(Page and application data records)
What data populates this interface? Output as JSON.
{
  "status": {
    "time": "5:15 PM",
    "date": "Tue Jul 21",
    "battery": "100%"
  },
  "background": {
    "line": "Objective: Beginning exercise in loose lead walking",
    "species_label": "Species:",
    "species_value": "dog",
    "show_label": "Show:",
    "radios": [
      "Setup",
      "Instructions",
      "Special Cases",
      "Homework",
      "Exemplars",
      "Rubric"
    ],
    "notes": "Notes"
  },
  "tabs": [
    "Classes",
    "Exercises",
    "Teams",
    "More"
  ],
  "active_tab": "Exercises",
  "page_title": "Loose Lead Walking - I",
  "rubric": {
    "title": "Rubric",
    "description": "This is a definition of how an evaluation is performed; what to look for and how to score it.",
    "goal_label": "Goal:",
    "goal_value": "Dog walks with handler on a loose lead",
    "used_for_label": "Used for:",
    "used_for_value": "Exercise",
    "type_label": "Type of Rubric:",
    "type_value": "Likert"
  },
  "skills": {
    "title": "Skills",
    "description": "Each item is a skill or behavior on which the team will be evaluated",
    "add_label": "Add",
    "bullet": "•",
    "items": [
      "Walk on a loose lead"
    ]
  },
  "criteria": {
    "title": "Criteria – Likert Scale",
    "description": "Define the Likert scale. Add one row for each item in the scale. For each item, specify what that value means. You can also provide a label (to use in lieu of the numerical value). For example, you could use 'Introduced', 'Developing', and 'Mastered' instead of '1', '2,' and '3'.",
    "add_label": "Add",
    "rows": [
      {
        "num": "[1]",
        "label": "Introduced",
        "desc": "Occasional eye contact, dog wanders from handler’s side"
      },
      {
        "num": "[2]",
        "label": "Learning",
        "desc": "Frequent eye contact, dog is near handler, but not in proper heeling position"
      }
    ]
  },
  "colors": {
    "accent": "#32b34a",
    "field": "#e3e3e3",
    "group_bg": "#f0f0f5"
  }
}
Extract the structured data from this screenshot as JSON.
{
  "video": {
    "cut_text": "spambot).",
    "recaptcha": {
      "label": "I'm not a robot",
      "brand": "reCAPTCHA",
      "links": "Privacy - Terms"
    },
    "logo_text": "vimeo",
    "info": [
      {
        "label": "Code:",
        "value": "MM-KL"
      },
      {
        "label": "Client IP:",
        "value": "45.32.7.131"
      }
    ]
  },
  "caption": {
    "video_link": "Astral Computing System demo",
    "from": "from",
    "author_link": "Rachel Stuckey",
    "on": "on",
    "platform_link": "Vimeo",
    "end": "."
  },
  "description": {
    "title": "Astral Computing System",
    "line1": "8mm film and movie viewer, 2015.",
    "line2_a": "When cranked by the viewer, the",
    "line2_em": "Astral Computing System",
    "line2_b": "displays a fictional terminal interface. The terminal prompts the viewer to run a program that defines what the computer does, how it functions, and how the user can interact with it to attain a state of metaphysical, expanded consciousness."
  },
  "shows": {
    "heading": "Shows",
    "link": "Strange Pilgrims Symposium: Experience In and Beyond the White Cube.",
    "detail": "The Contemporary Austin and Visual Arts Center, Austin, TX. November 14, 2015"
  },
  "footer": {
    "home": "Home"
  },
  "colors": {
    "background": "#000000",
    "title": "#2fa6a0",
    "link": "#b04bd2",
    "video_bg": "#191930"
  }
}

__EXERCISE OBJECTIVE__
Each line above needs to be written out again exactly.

__EXERCISE ANSWER__
What data populates this interface? Output as JSON.
{
  "status": {
    "time": "5:15 PM",
    "date": "Tue Jul 21",
    "battery": "100%"
  },
  "background": {
    "line": "Objective: Beginning exercise in loose lead walking",
    "species_label": "Species:",
    "species_value": "dog",
    "show_label": "Show:",
    "radios": [
      "Setup",
      "Instructions",
      "Special Cases",
      "Homework",
      "Exemplars",
      "Rubric"
    ],
    "notes": "Notes"
  },
  "tabs": [
    "Classes",
    "Exercises",
    "Teams",
    "More"
  ],
  "active_tab": "Exercises",
  "page_title": "Loose Lead Walking - I",
  "rubric": {
    "title": "Rubric",
    "description": "This is a definition of how an evaluation is performed; what to look for and how to score it.",
    "goal_label": "Goal:",
    "goal_value": "Dog walks with handler on a loose lead",
    "used_for_label": "Used for:",
    "used_for_value": "Exercise",
    "type_label": "Type of Rubric:",
    "type_value": "Likert"
  },
  "skills": {
    "title": "Skills",
    "description": "Each item is a skill or behavior on which the team will be evaluated",
    "add_label": "Add",
    "bullet": "•",
    "items": [
      "Walk on a loose lead"
    ]
  },
  "criteria": {
    "title": "Criteria – Likert Scale",
    "description": "Define the Likert scale. Add one row for each item in the scale. For each item, specify what that value means. You can also provide a label (to use in lieu of the numerical value). For example, you could use 'Introduced', 'Developing', and 'Mastered' instead of '1', '2,' and '3'.",
    "add_label": "Add",
    "rows": [
      {
        "num": "[1]",
        "label": "Introduced",
        "desc": "Occasional eye contact, dog wanders from handler’s side"
      },
      {
        "num": "[2]",
        "label": "Learning",
        "desc": "Frequent eye contact, dog is near handler, but not in proper heeling position"
      }
    ]
  },
  "colors": {
    "accent": "#32b34a",
    "field": "#e3e3e3",
    "group_bg": "#f0f0f5"
  }
}
Extract the structured data from this screenshot as JSON.
{
  "video": {
    "cut_text": "spambot).",
    "recaptcha": {
      "label": "I'm not a robot",
      "brand": "reCAPTCHA",
      "links": "Privacy - Terms"
    },
    "logo_text": "vimeo",
    "info": [
      {
        "label": "Code:",
        "value": "MM-KL"
      },
      {
        "label": "Client IP:",
        "value": "45.32.7.131"
      }
    ]
  },
  "caption": {
    "video_link": "Astral Computing System demo",
    "from": "from",
    "author_link": "Rachel Stuckey",
    "on": "on",
    "platform_link": "Vimeo",
    "end": "."
  },
  "description": {
    "title": "Astral Computing System",
    "line1": "8mm film and movie viewer, 2015.",
    "line2_a": "When cranked by the viewer, the",
    "line2_em": "Astral Computing System",
    "line2_b": "displays a fictional terminal interface. The terminal prompts the viewer to run a program that defines what the computer does, how it functions, and how the user can interact with it to attain a state of metaphysical, expanded consciousness."
  },
  "shows": {
    "heading": "Shows",
    "link": "Strange Pilgrims Symposium: Experience In and Beyond the White Cube.",
    "detail": "The Contemporary Austin and Visual Arts Center, Austin, TX. November 14, 2015"
  },
  "footer": {
    "home": "Home"
  },
  "colors": {
    "background": "#000000",
    "title": "#2fa6a0",
    "link": "#b04bd2",
    "video_bg": "#191930"
  }
}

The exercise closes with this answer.